§ Assigned task
Give the number of lines in the records that include the word "name", and nothing besides.
─── Data to examine ───
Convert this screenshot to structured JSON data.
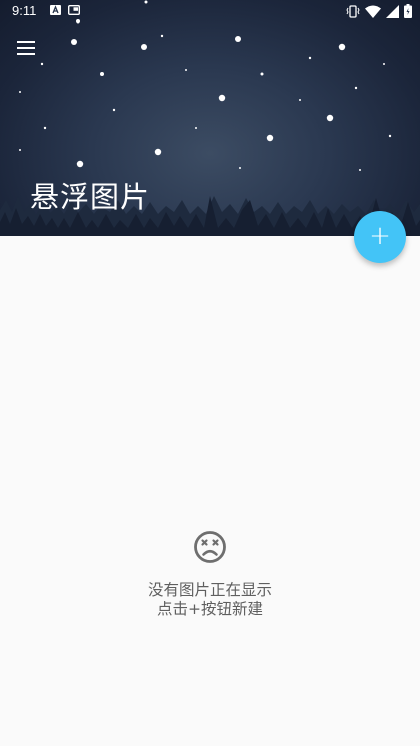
{
  "status_bar": {
    "time": "9:11",
    "left_icons": [
      "font-a-icon",
      "picture-in-picture-icon",
      "notification-dot-icon"
    ],
    "right_icons": [
      "vibrate-icon",
      "wifi-icon",
      "signal-icon",
      "battery-icon"
    ]
  },
  "header": {
    "title": "悬浮图片",
    "menu_icon": "hamburger-menu-icon",
    "background": "night-sky-with-stars-and-pine-trees"
  },
  "fab": {
    "label": "+",
    "icon": "plus-icon",
    "color": "#43c4f7"
  },
  "empty_state": {
    "icon": "dizzy-face-icon",
    "line1": "没有图片正在显示",
    "line2": "点击+按钮新建"
  },
  "colors": {
    "background": "#fafafa",
    "accent": "#43c4f7",
    "empty_text": "#5f5f5f"
  }
}
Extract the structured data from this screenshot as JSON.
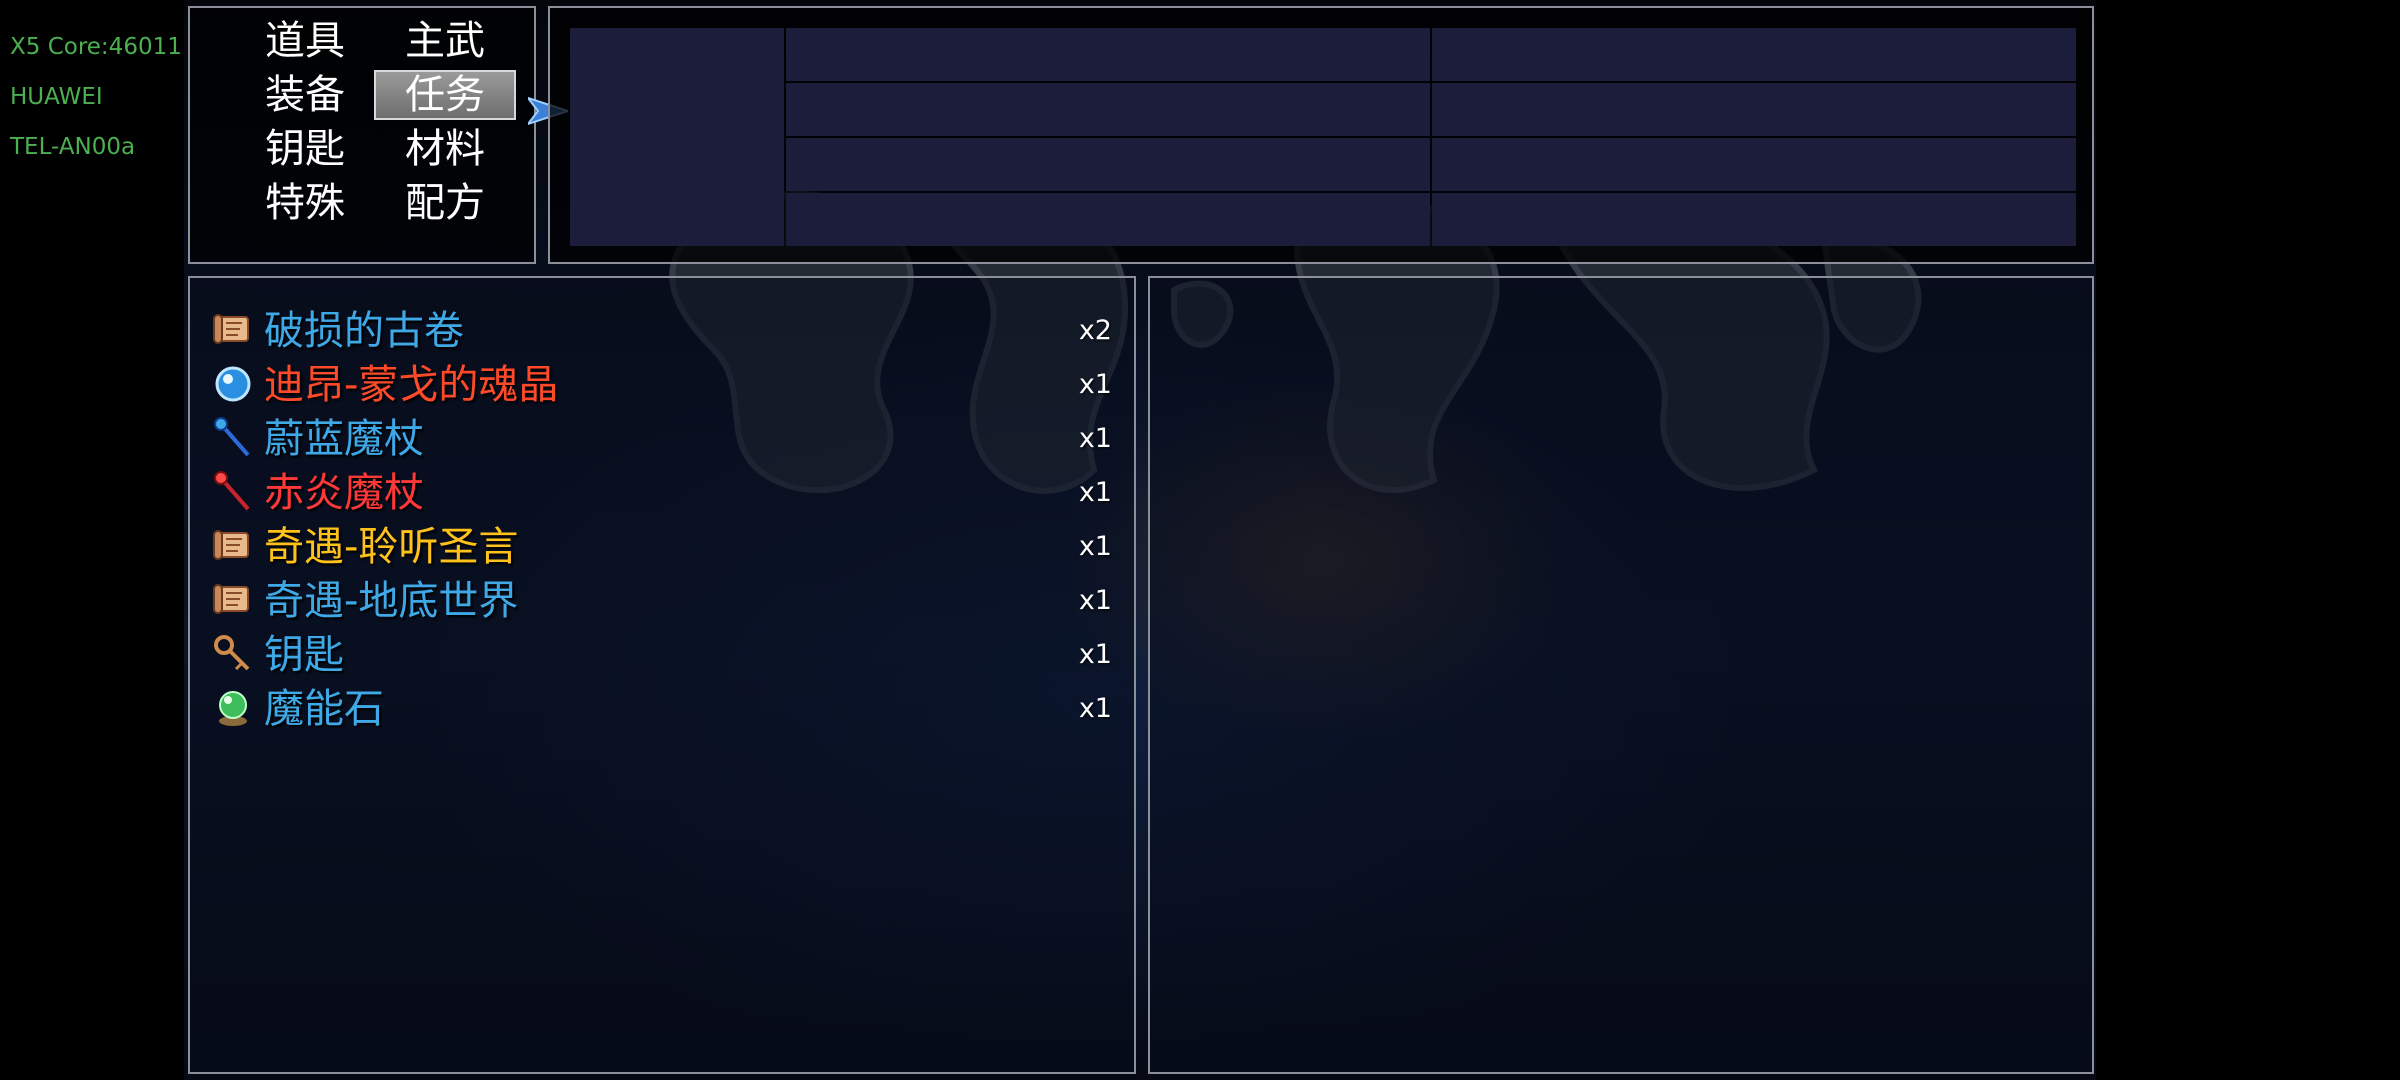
{
  "device_info": {
    "line1": "X5 Core:46011",
    "line2": "HUAWEI",
    "line3": "TEL-AN00a"
  },
  "categories": [
    {
      "label": "道具",
      "selected": false
    },
    {
      "label": "主武",
      "selected": false
    },
    {
      "label": "装备",
      "selected": false
    },
    {
      "label": "任务",
      "selected": true
    },
    {
      "label": "钥匙",
      "selected": false
    },
    {
      "label": "材料",
      "selected": false
    },
    {
      "label": "特殊",
      "selected": false
    },
    {
      "label": "配方",
      "selected": false
    }
  ],
  "items": [
    {
      "name": "破损的古卷",
      "qty": "x2",
      "color": "#3fa9e8",
      "icon": "scroll-icon"
    },
    {
      "name": "迪昂-蒙戈的魂晶",
      "qty": "x1",
      "color": "#ff4a2a",
      "icon": "soul-crystal-icon"
    },
    {
      "name": "蔚蓝魔杖",
      "qty": "x1",
      "color": "#3fa9e8",
      "icon": "blue-wand-icon"
    },
    {
      "name": "赤炎魔杖",
      "qty": "x1",
      "color": "#ff3838",
      "icon": "red-wand-icon"
    },
    {
      "name": "奇遇-聆听圣言",
      "qty": "x1",
      "color": "#ffc21a",
      "icon": "scroll-icon"
    },
    {
      "name": "奇遇-地底世界",
      "qty": "x1",
      "color": "#3fa9e8",
      "icon": "scroll-icon"
    },
    {
      "name": "钥匙",
      "qty": "x1",
      "color": "#3fa9e8",
      "icon": "key-icon"
    },
    {
      "name": "魔能石",
      "qty": "x1",
      "color": "#3fa9e8",
      "icon": "magic-stone-icon"
    }
  ],
  "colors": {
    "device_text": "#4caf50",
    "panel_border": "#8a8f9a",
    "info_cell": "#1b1d3a",
    "cursor": "#3b7fd6"
  }
}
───
§ Answer for the task
8